PROBLEM TO SOLVE >> Where the word "Temporisateur" occurs in a line of the data, return the whole line.

MATERIAL FOR THE TASK >>

_ _ _ _

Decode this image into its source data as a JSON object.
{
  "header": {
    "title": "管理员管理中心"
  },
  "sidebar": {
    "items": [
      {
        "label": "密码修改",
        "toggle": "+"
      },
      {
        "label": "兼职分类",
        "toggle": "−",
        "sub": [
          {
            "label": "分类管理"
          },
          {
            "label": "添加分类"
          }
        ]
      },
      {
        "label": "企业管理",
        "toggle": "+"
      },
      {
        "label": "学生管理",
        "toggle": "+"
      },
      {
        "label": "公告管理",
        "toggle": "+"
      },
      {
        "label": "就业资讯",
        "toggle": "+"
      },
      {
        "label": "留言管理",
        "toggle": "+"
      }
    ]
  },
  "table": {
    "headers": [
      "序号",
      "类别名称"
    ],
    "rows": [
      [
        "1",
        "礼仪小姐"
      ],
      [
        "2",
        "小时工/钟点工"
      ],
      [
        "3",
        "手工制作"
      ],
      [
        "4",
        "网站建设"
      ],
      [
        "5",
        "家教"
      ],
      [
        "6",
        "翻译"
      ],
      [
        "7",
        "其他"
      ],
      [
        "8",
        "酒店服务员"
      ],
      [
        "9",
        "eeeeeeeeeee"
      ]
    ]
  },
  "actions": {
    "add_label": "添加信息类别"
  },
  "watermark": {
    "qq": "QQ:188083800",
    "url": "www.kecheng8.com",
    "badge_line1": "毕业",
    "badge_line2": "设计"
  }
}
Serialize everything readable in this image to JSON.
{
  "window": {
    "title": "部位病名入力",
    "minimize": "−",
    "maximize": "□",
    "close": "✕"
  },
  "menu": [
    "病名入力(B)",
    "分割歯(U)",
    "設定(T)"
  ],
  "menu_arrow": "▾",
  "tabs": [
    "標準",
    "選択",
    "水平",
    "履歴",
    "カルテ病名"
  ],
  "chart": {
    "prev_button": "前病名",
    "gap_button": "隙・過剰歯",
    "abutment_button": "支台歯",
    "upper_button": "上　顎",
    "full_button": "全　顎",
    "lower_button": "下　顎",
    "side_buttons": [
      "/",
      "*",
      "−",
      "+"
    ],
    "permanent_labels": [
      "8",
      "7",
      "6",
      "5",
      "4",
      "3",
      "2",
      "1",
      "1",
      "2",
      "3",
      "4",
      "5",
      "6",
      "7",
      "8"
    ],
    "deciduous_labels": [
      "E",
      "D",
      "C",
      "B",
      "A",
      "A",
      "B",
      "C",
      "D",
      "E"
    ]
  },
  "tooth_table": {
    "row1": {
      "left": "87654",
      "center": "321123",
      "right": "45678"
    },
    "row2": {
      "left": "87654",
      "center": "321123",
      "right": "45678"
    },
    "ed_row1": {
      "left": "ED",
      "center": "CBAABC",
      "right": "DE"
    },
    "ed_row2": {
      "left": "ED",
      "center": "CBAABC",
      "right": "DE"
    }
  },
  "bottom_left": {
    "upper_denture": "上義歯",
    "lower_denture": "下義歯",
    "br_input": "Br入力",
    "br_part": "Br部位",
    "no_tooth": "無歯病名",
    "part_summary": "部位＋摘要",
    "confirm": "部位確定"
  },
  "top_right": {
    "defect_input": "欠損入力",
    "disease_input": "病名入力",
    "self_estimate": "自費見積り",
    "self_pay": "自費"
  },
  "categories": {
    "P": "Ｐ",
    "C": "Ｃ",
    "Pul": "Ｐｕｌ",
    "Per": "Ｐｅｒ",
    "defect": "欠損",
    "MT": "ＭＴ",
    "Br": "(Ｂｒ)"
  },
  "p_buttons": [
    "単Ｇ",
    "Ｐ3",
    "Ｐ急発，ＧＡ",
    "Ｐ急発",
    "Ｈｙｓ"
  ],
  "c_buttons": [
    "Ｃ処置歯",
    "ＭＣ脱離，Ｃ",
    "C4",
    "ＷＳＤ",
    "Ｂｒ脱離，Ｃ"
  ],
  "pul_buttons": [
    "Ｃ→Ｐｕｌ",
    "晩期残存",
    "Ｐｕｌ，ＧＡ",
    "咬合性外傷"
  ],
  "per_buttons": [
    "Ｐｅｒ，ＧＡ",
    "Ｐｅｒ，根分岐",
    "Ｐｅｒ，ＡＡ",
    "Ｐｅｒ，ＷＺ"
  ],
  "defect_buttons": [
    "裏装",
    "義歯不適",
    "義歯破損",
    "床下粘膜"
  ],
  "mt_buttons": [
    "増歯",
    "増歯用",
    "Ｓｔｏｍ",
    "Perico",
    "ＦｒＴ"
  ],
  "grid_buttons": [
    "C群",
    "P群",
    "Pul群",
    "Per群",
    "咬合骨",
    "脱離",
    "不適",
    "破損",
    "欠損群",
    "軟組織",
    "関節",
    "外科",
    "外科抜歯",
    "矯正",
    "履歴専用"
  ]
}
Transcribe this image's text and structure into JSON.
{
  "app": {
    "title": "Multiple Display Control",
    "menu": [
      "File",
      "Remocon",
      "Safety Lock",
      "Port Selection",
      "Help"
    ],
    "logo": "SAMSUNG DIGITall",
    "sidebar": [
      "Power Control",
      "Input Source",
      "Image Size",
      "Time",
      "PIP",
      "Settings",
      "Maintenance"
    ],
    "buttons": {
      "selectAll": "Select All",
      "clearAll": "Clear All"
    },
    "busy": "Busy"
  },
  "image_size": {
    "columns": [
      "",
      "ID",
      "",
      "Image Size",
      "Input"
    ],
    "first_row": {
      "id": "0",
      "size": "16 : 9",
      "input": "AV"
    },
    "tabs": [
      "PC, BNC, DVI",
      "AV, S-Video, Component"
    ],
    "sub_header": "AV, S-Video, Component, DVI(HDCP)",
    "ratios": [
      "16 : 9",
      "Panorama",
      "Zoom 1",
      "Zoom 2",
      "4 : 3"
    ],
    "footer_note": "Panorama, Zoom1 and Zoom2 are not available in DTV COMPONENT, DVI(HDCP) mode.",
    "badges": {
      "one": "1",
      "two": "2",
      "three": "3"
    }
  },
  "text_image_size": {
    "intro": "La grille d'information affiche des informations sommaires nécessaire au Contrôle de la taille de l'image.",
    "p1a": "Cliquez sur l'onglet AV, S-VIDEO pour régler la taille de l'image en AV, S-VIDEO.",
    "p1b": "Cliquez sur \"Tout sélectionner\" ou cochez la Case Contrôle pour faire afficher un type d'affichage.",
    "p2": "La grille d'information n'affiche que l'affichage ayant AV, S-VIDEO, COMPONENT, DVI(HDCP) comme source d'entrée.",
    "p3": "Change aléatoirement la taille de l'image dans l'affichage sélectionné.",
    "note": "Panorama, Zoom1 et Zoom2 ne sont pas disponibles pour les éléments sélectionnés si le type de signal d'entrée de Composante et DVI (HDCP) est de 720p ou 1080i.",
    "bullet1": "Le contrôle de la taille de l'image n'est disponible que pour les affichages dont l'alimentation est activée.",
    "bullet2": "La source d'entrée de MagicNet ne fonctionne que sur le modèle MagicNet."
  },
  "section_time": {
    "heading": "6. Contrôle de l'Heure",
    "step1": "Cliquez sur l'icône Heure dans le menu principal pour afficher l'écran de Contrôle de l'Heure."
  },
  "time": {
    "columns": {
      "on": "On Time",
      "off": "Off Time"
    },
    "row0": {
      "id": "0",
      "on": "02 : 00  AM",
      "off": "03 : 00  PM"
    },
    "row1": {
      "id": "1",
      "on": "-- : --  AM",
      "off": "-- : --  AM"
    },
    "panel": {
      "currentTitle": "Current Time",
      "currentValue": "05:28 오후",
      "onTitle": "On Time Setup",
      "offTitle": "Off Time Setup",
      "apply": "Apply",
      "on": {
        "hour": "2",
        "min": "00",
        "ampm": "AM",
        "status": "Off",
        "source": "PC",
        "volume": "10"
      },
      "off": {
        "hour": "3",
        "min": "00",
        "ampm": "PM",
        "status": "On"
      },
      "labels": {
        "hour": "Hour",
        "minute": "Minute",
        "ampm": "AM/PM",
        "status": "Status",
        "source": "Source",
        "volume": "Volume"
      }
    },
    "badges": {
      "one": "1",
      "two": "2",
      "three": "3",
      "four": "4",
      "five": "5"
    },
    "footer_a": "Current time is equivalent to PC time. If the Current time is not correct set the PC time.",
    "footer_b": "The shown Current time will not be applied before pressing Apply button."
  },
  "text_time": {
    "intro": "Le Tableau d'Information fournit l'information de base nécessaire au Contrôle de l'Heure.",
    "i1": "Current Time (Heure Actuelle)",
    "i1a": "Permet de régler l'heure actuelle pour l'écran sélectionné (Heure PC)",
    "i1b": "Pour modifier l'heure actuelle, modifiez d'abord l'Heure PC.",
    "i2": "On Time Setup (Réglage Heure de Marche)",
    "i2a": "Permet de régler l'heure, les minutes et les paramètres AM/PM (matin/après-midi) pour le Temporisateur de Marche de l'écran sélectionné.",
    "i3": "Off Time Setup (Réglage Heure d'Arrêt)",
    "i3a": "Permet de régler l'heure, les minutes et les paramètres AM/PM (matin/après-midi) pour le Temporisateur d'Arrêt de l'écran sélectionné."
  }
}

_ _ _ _

RESULT FOR THIS EXERCISE >>
    "i2a": "Permet de régler l'heure, les minutes et les paramètres AM/PM (matin/après-midi) pour le Temporisateur de Marche de l'écran sélectionné.",
    "i3a": "Permet de régler l'heure, les minutes et les paramètres AM/PM (matin/après-midi) pour le Temporisateur d'Arrêt de l'écran sélectionné."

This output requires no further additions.